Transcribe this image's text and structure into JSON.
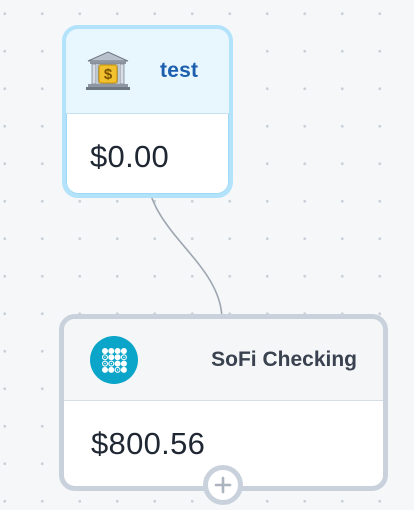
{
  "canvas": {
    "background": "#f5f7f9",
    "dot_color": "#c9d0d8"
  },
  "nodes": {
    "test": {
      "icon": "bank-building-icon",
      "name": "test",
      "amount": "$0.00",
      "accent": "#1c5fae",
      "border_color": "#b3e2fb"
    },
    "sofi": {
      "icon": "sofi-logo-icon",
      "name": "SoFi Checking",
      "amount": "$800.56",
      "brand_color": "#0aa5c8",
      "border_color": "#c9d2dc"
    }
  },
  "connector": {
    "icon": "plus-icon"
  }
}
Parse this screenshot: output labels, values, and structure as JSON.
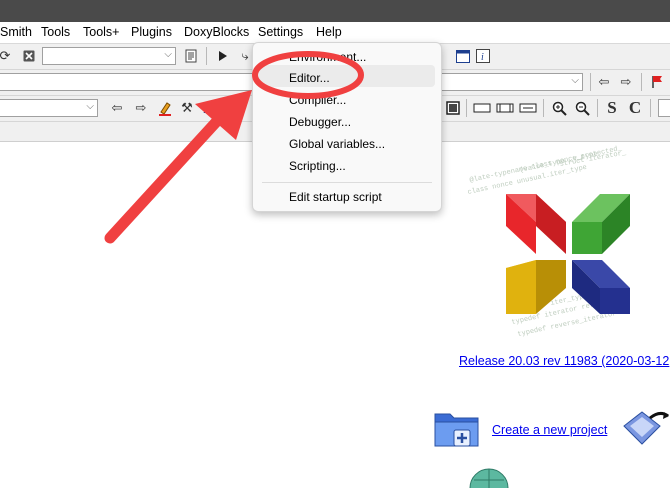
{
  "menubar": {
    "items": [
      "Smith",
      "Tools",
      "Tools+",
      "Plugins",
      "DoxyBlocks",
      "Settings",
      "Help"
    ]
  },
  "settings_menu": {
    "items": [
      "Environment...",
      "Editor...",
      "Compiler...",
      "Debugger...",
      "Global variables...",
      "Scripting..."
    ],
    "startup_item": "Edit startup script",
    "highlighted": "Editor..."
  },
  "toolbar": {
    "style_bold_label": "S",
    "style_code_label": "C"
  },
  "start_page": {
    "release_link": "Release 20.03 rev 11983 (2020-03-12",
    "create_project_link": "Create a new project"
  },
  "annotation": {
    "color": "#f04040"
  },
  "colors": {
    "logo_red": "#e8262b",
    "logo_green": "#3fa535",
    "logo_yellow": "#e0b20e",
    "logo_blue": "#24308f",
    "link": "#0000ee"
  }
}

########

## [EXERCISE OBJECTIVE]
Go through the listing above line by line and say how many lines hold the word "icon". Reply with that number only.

## [SOLUTION TO THIS PROBLEM]
3